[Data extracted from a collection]
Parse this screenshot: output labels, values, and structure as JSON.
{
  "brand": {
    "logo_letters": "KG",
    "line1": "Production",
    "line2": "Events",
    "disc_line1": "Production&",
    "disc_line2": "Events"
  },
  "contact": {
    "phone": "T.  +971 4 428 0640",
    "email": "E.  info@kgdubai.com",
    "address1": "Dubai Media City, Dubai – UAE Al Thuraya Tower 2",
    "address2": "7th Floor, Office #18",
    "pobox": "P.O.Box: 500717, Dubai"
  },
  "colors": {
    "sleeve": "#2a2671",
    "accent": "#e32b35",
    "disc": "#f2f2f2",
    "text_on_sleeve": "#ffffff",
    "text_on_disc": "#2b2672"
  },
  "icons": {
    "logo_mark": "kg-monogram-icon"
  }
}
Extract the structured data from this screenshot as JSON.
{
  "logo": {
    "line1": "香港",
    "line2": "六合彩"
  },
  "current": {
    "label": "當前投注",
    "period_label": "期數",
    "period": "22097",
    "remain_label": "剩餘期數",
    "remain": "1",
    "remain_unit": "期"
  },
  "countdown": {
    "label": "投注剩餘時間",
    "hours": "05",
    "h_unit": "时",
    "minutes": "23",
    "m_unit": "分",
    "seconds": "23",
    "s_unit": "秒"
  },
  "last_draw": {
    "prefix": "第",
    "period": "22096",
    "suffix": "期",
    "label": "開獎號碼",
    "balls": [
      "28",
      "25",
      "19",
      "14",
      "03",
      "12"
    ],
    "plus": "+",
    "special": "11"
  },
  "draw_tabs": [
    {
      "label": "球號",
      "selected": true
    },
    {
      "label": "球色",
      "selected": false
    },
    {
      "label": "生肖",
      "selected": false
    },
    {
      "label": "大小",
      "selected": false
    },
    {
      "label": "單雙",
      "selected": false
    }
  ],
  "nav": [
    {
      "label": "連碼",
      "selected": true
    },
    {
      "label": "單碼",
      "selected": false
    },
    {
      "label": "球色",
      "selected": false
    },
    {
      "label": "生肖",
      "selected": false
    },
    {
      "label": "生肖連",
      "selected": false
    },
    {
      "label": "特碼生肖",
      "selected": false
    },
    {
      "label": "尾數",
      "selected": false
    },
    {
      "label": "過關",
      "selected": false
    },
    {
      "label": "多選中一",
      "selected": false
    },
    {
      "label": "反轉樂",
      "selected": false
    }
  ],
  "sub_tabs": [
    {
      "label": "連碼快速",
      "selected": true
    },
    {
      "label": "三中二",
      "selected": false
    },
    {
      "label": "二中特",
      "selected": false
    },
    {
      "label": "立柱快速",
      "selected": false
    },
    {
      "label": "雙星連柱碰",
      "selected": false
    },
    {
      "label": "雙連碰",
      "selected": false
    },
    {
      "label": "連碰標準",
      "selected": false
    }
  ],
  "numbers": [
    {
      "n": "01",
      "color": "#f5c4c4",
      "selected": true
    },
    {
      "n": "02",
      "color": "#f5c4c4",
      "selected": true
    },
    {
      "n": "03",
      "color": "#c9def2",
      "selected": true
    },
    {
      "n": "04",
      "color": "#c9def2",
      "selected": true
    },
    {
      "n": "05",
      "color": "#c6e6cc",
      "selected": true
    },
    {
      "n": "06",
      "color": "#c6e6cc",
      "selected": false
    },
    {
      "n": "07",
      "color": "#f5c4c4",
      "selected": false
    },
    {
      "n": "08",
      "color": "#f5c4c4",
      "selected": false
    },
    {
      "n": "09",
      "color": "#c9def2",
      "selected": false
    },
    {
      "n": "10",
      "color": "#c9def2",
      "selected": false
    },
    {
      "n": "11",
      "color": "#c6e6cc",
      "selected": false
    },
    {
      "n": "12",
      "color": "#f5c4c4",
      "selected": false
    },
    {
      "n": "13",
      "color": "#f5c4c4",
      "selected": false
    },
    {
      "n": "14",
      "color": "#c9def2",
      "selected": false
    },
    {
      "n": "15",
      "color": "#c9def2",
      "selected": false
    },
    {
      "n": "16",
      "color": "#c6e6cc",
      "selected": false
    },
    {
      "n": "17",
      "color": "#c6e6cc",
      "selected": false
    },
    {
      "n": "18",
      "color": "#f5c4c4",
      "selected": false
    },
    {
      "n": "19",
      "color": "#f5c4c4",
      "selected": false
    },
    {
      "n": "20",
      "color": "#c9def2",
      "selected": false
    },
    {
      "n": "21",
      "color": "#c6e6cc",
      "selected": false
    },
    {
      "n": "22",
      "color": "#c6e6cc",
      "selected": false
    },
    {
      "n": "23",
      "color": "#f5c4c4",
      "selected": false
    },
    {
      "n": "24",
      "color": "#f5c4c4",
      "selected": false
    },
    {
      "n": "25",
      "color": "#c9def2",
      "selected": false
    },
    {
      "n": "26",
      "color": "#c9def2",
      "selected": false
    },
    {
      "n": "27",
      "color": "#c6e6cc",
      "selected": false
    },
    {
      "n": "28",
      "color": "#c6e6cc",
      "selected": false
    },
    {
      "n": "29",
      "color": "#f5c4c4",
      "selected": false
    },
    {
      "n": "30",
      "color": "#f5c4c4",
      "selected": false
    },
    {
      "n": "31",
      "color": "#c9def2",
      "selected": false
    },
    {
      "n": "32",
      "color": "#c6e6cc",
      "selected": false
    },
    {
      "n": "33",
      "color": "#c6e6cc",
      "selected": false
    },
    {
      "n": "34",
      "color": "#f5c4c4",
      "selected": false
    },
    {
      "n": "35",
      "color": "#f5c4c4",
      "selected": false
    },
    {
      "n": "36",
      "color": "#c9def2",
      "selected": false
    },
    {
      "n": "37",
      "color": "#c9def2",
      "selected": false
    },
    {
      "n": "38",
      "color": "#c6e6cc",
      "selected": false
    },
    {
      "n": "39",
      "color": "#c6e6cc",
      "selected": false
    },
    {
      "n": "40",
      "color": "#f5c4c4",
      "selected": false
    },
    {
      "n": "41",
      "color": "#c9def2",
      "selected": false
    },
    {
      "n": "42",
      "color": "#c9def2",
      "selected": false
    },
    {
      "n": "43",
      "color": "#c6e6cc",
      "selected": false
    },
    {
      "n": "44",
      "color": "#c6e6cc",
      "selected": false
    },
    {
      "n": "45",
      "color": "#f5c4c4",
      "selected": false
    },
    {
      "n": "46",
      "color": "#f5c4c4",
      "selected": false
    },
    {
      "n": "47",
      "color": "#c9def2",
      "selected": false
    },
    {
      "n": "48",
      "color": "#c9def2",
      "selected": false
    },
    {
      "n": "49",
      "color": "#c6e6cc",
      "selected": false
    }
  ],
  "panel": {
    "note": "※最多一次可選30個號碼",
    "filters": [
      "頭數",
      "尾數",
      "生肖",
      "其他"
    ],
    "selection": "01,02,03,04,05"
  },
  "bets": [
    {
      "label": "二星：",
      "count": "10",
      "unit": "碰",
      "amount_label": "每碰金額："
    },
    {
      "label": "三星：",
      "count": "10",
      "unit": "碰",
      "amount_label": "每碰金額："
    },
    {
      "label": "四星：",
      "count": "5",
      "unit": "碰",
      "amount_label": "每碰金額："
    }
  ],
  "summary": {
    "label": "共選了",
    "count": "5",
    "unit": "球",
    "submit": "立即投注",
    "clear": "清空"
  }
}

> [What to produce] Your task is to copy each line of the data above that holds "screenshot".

> [Completed task]
Parse this screenshot: output labels, values, and structure as JSON.
Extract the structured data from this screenshot as JSON.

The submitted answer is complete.